October 16, 2014

As pretty as it gets around town when the leaves start to turn, for many of us the signs of our impending cold and rainy season are the hints it’s time to start planning to hit the road. Here in Oregon you don’t actually have to go far in your wanderings to see some beautiful places (and escape the rain, whether that be in the high desert or inside a museum).

October 9, 2014

After enlisting in the Navy at 19, actor Ben Buchanan, now 26, first trained in the stifling summer heat outside of Chicago. Later, crossing the equator, he experienced the traditional “shellback” ceremony, a 400-year-old naval ritual in which mere “pollywogs” are transformed into sturdy shellbacks. For Buchanan, this rite of passage included being shot at with fire hoses and crawling through garbage. 

“It was pretty fun,” he says. 

October 2, 2014

In case you haven’t noticed, the students are back in town, and EW has been out on the streets talking with them. We asked them how they feel about marijuana legalization (“a political farce”) and about their favorite and least favorite things about their school (depending on who you ask, “sports culture” qualifies for both).

October 2, 2014

Andrea Norris of OSU’s Campus Recycling says the weirdest thing she’s ever tried to sell at the OSUsed Store is an entire pallet of 20-year-old unused jock straps. Although they didn’t exactly fly off the shelves in the campus second-hand store, Norris put the jock straps on eBay, and they started selling fast. “It turns out there are antique jock strap collectors,” she says.

October 2, 2014

Even at 5 years old, LCC alumnus Coral Breding expressed an interest in art. When he realized he could use his art skills and 3D animation software to create art for video games, he was hooked. 

October 2, 2014

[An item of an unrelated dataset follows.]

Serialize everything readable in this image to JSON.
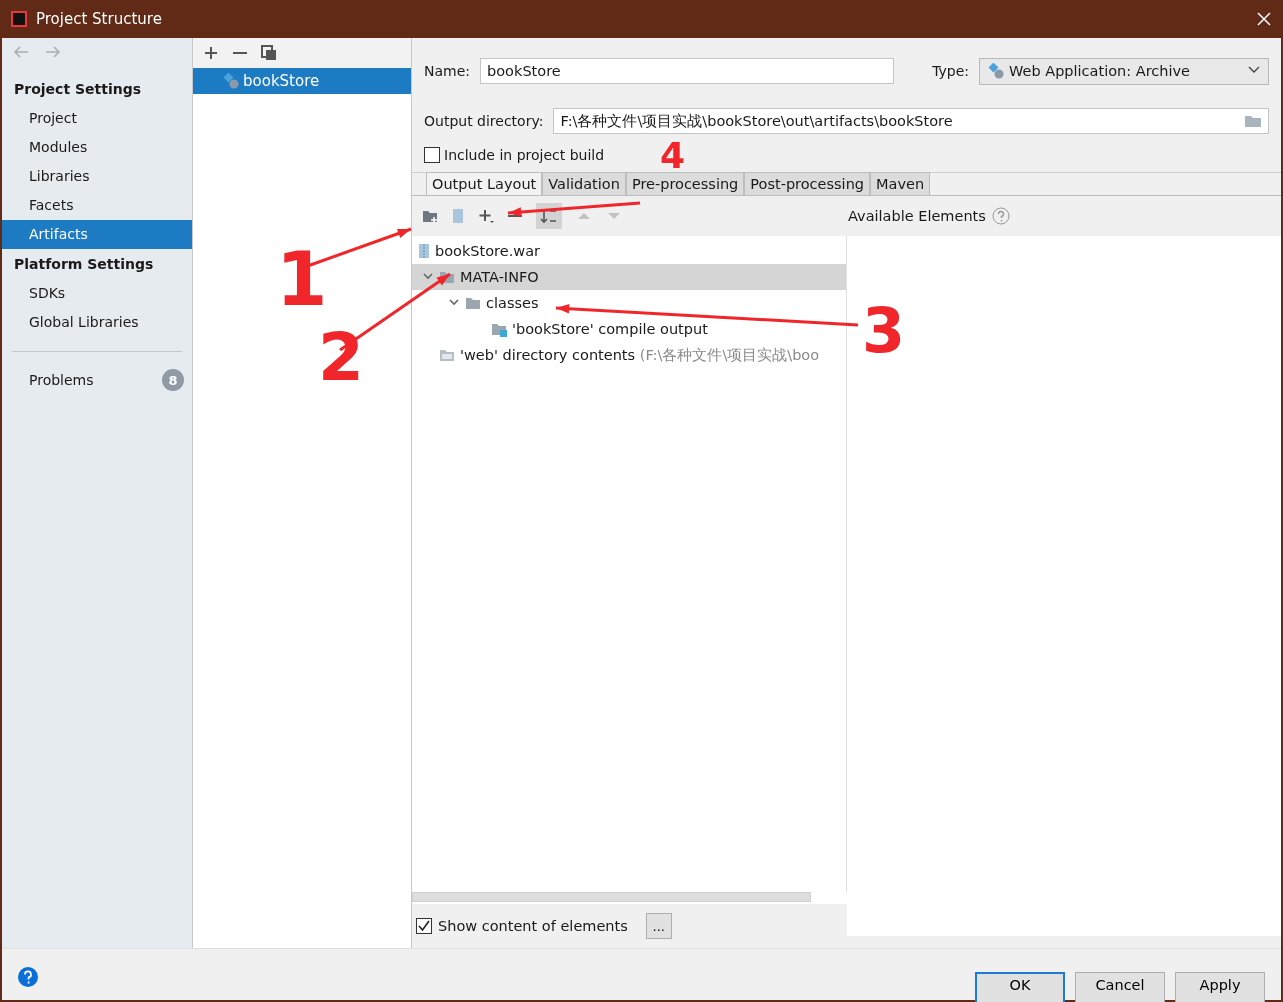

Fronting Franklin Boulevard and cozied up like a cat against the much larger University of Oregon, the campus of Northwest Christian University has sat for well nigh 125 years as a curiosity to some and a beacon to others. What, after all, is a Christian university all about? Jesus himself was a peripatetic teacher, opting to wander the wilderness with his radical message of universal love and liberation from the false knowledge of the Pharisees.

October 2, 2014
Photos by Trask Bedortha

 

Lorenzo Chicas-Cruz

Age: 19

Major: Auto technician

Year: Freshman

Hometown: Eugene, Oregon

School: LCC

How do you get to campus?

By car.

How are you paying for college?

Working for it, and my parents are helping me a little.